*What is required:* Report each line of the records below that uses the word "root".

*Records supplied:*
- - - - - - -
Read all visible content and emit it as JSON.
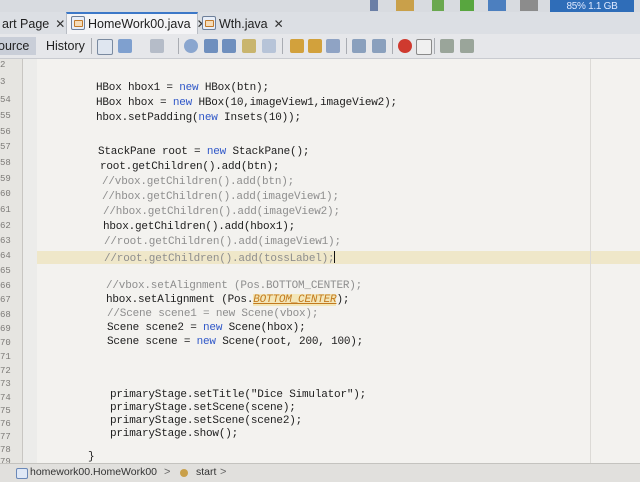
{
  "status": {
    "memory_label": "85% 1.1 GB"
  },
  "tabs": [
    {
      "label": "art Page",
      "close": "✕"
    },
    {
      "label": "HomeWork00.java",
      "close": "✕"
    },
    {
      "label": "Wth.java",
      "close": "✕"
    }
  ],
  "editor_tabs": {
    "source": "ource",
    "history": "History"
  },
  "line_numbers": [
    "2",
    "3",
    "54",
    "55",
    "56",
    "57",
    "58",
    "59",
    "60",
    "61",
    "62",
    "63",
    "64",
    "65",
    "66",
    "67",
    "68",
    "69",
    "70",
    "71",
    "72",
    "73",
    "74",
    "75",
    "76",
    "77",
    "78",
    "79"
  ],
  "code": {
    "l53": "HBox hbox1 = new HBox(btn);",
    "l54": "HBox hbox = new HBox(10,imageView1,imageView2);",
    "l55": "hbox.setPadding(new Insets(10));",
    "l57": "StackPane root = new StackPane();",
    "l58": "root.getChildren().add(btn);",
    "l59": "//vbox.getChildren().add(btn);",
    "l60": "//hbox.getChildren().add(imageView1);",
    "l61": "//hbox.getChildren().add(imageView2);",
    "l62": "hbox.getChildren().add(hbox1);",
    "l63": "//root.getChildren().add(imageView1);",
    "l64": "//root.getChildren().add(tossLabel);",
    "l66": "//vbox.setAlignment (Pos.BOTTOM_CENTER);",
    "l67_a": "hbox.setAlignment (Pos.",
    "l67_b": "BOTTOM_CENTER",
    "l67_c": ");",
    "l68": "//Scene scene1 = new Scene(vbox);",
    "l69": "Scene scene2 = new Scene(hbox);",
    "l70": "Scene scene = new Scene(root, 200, 100);",
    "l74": "primaryStage.setTitle(\"Dice Simulator\");",
    "l75": "primaryStage.setScene(scene);",
    "l76": "primaryStage.setScene(scene2);",
    "l77": "primaryStage.show();",
    "l79": "}"
  },
  "breadcrumb": {
    "class": "homework00.HomeWork00",
    "method": "start",
    "sep": ">"
  }
}
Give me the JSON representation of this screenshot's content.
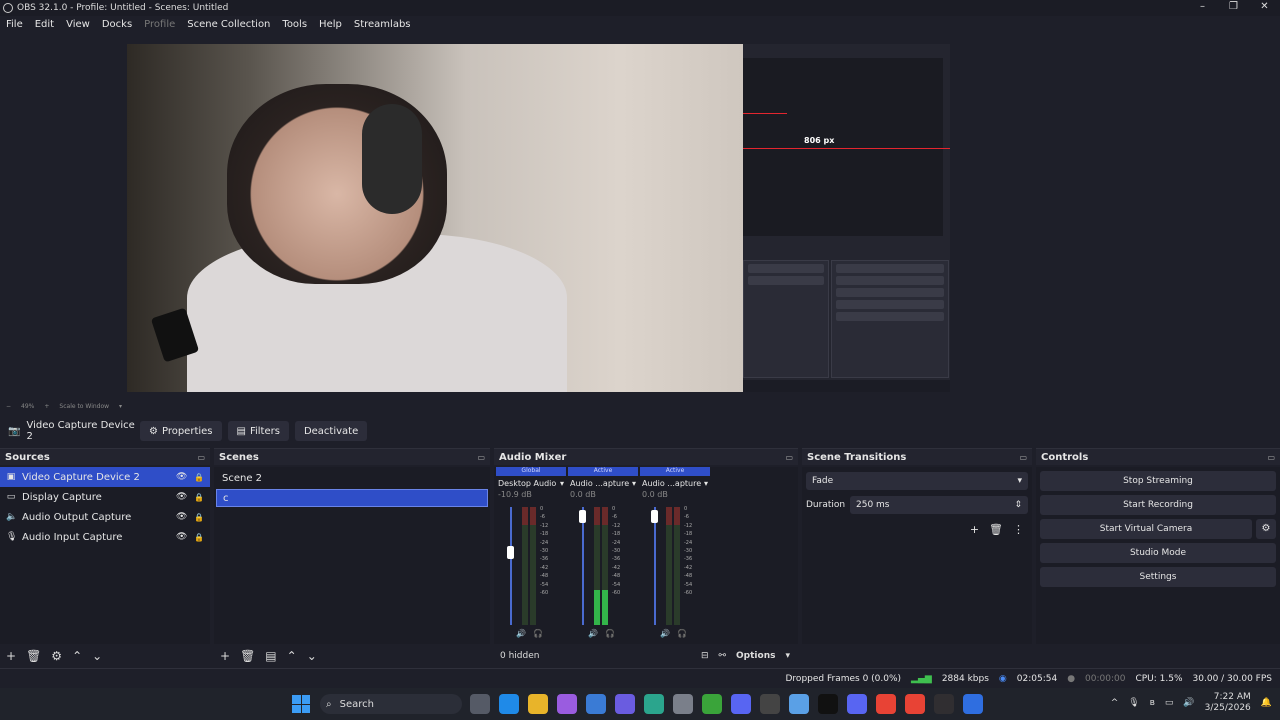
{
  "window": {
    "title": "OBS 32.1.0 - Profile: Untitled - Scenes: Untitled"
  },
  "menu": [
    "File",
    "Edit",
    "View",
    "Docks",
    "Profile",
    "Scene Collection",
    "Tools",
    "Help",
    "Streamlabs"
  ],
  "preview": {
    "overlay_label": "806 px",
    "zoom": "49%",
    "zoom_mode": "Scale to Window"
  },
  "source_toolbar": {
    "source_name": "Video Capture Device 2",
    "properties": "Properties",
    "filters": "Filters",
    "deactivate": "Deactivate"
  },
  "sources": {
    "title": "Sources",
    "items": [
      {
        "label": "Video Capture Device 2",
        "icon": "camera-icon"
      },
      {
        "label": "Display Capture",
        "icon": "monitor-icon"
      },
      {
        "label": "Audio Output Capture",
        "icon": "speaker-icon"
      },
      {
        "label": "Audio Input Capture",
        "icon": "microphone-icon"
      }
    ]
  },
  "scenes": {
    "title": "Scenes",
    "items": [
      "Scene 2",
      "c"
    ]
  },
  "mixer": {
    "title": "Audio Mixer",
    "channels": [
      {
        "tag": "Global",
        "name": "Desktop Audio",
        "db": "-10.9 dB",
        "fader_level": 0.62,
        "level": 0.0
      },
      {
        "tag": "Active",
        "name": "Audio ...apture",
        "db": "0.0 dB",
        "fader_level": 0.92,
        "level": 0.3
      },
      {
        "tag": "Active",
        "name": "Audio ...apture",
        "db": "0.0 dB",
        "fader_level": 0.92,
        "level": 0.0
      }
    ],
    "scale": [
      "0",
      "-6",
      "-12",
      "-18",
      "-24",
      "-30",
      "-36",
      "-42",
      "-48",
      "-54",
      "-60"
    ],
    "hidden_label": "0 hidden",
    "options_label": "Options"
  },
  "transitions": {
    "title": "Scene Transitions",
    "selected": "Fade",
    "duration_label": "Duration",
    "duration_value": "250 ms"
  },
  "controls": {
    "title": "Controls",
    "buttons": [
      "Stop Streaming",
      "Start Recording",
      "Start Virtual Camera",
      "Studio Mode",
      "Settings"
    ]
  },
  "status": {
    "dropped_frames": "Dropped Frames 0 (0.0%)",
    "bitrate": "2884 kbps",
    "stream_time": "02:05:54",
    "record_time": "00:00:00",
    "cpu": "CPU: 1.5%",
    "fps": "30.00 / 30.00 FPS"
  },
  "taskbar": {
    "search": "Search",
    "time": "7:22 AM",
    "date": "3/25/2026"
  }
}
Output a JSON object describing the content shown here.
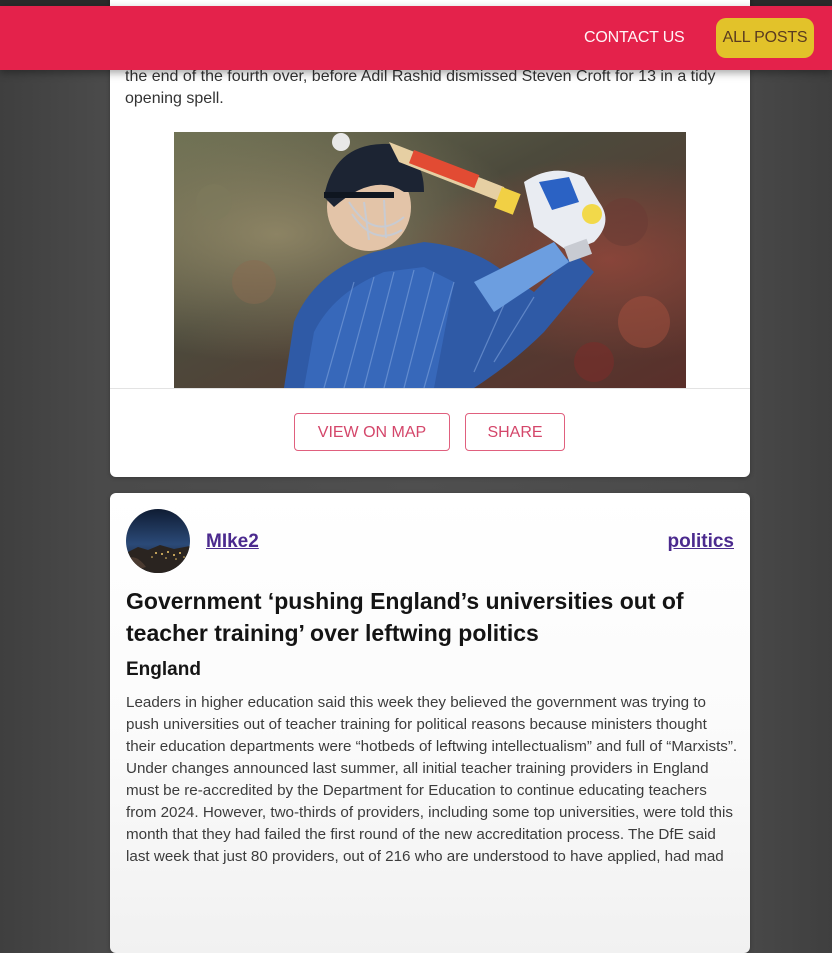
{
  "nav": {
    "contact_label": "CONTACT US",
    "all_posts_label": "ALL POSTS"
  },
  "post_previous": {
    "text_tail": "the end of the fourth over, before Adil Rashid dismissed Steven Croft for 13 in a tidy opening spell.",
    "image_description": "cricket batsman in blue kit swinging bat",
    "view_on_map_label": "VIEW ON MAP",
    "share_label": "SHARE"
  },
  "post": {
    "author": "MIke2",
    "category": "politics",
    "title": "Government ‘pushing England’s universities out of teacher training’ over leftwing politics",
    "location": "England",
    "body": "Leaders in higher education said this week they believed the government was trying to push universities out of teacher training for political reasons because ministers thought their education departments were “hotbeds of leftwing intellectualism” and full of “Marxists”. Under changes announced last summer, all initial teacher training providers in England must be re-accredited by the Department for Education to continue educating teachers from 2024. However, two-thirds of providers, including some top universities, were told this month that they had failed the first round of the new accreditation process. The DfE said last week that just 80 providers, out of 216 who are understood to have applied, had mad"
  },
  "colors": {
    "navbar": "#e4224b",
    "all_posts_button": "#e2c22a",
    "link": "#4b2a8e",
    "outline_button": "#e0607e",
    "page_background": "#4f4f4f"
  }
}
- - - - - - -
*Solved exercise:*
    "l57": "StackPane root = new StackPane();",
    "l58": "root.getChildren().add(btn);",
    "l63": "//root.getChildren().add(imageView1);",
    "l64": "//root.getChildren().add(tossLabel);",
    "l70": "Scene scene = new Scene(root, 200, 100);",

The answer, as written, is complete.